Should American and other airlines get rid of the fuel surcharges? Photo: American Airlines. 

Why is U.S. senator Chuck Schumer so concerned about airfares?

At a Sunday press conference, Schumer "called for a federal investigation into the high price of plane tickets," according to the New York Daily News.  Schumer argues airfare should be dropping along with the press of fuel.

"The No. 1 cost for an airline is fuel, and fuel prices are way down,” Schumer said. “Why are ticket prices still going up? Why isn’t the consumer getting some benefit here?”

If you're a regular reader of this blog, you probably understand the problem. Airline fares are generally a function of supply-and-demand. If more people want to travel, fares rise. If fewer people want to fly, fares fall. Right now, people want to travel, and there's limited supply.

I realize this isn't great news for the public. And it's probably good politics to whine about high airfares. But you can't expect airlines, most of which are publicly traded companies with shareholders, to lower fares just because fuel costs drop. 

Schumer may, however, have a point about one issue. Several years ago, in response to high fuel costs, airlines started adding "fuel surcharges" to many tickets. These charges are tacked on above regular fares and in some cases add several hundred dollars to the cost of a ticket. 

But even as the cost of fuel has dropped, airlines have continued levying these fuel surcharges. So far, only Japan Airlines has dropped its fuel surcharge.  It probably is misleading to continue charging these surcharges when fuel is so cheap. If airlines want to raise ticket prices, that should be OK. But they shouldn't pretend the extra money is going to pay for fuel. 

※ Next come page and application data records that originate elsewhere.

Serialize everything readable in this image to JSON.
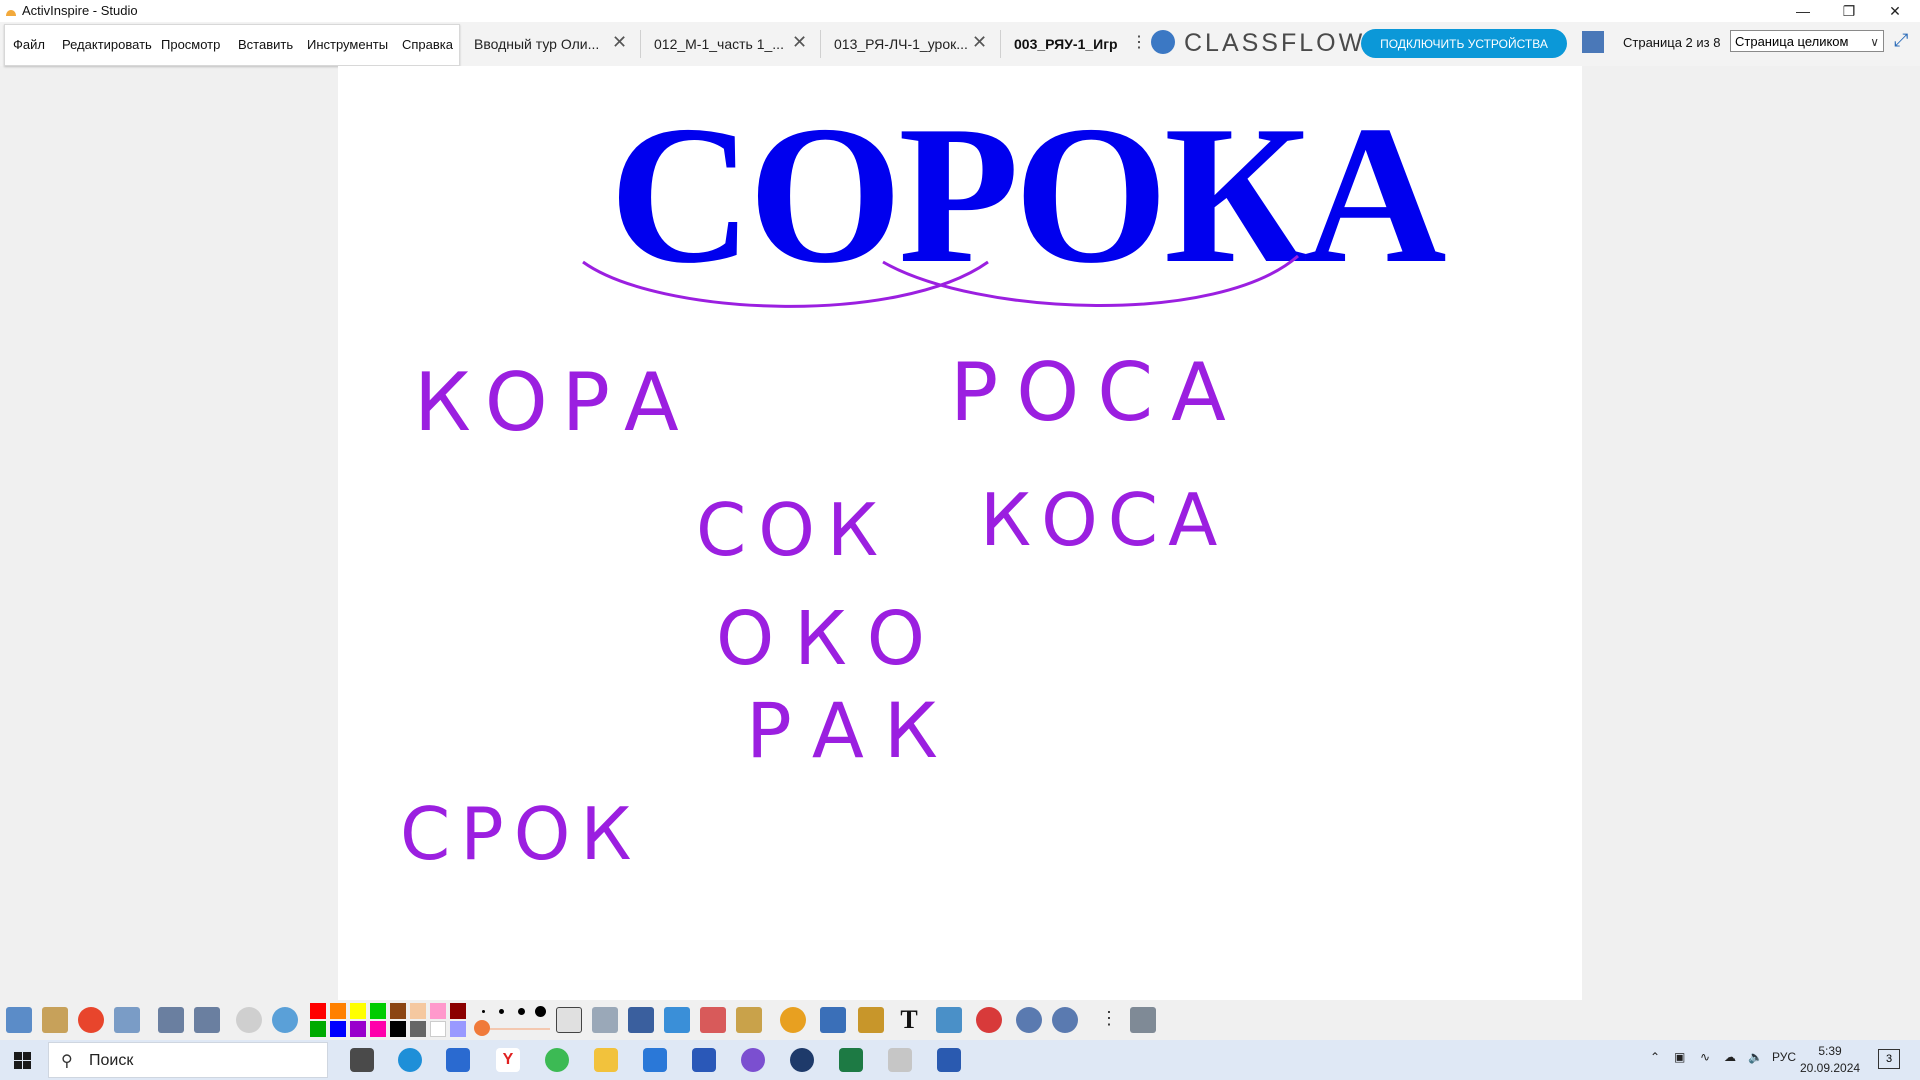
{
  "window": {
    "title": "ActivInspire - Studio"
  },
  "menu": {
    "items": [
      "Файл",
      "Редактировать",
      "Просмотр",
      "Вставить",
      "Инструменты",
      "Справка"
    ]
  },
  "tabs": [
    {
      "label": "Вводный тур Оли...",
      "active": false
    },
    {
      "label": "012_М-1_часть 1_...",
      "active": false
    },
    {
      "label": "013_РЯ-ЛЧ-1_урок...",
      "active": false
    },
    {
      "label": "003_РЯУ-1_Игр",
      "active": true
    }
  ],
  "classflow": {
    "logo": "CLASSFLOW",
    "connect_label": "ПОДКЛЮЧИТЬ УСТРОЙСТВА"
  },
  "page": {
    "status": "Страница 2 из 8",
    "zoom": "Страница целиком"
  },
  "canvas": {
    "main_word": "СОРОКА",
    "main_word_color": "#0000ee",
    "ink_color": "#9b1fe0",
    "words": [
      "КОРА",
      "РОСА",
      "СОК",
      "КОСА",
      "ОКО",
      "РАК",
      "СРОК"
    ]
  },
  "toolbar": {
    "palette": [
      "#ff0000",
      "#ff8000",
      "#ffff00",
      "#00cc00",
      "#8b4513",
      "#f5c8a0",
      "#ff99cc",
      "#8b0000",
      "#00aa00",
      "#0000ff",
      "#9900cc",
      "#ff00aa",
      "#000000",
      "#666666",
      "#ffffff",
      "#9999ff"
    ]
  },
  "taskbar": {
    "search_placeholder": "Поиск",
    "lang": "РУС",
    "time": "5:39",
    "date": "20.09.2024",
    "notifications": "3"
  }
}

What do you think? Would you like to see airlines get rid of fuel surcharges? And do you think the government should investigate the overall pricing practices of airlines?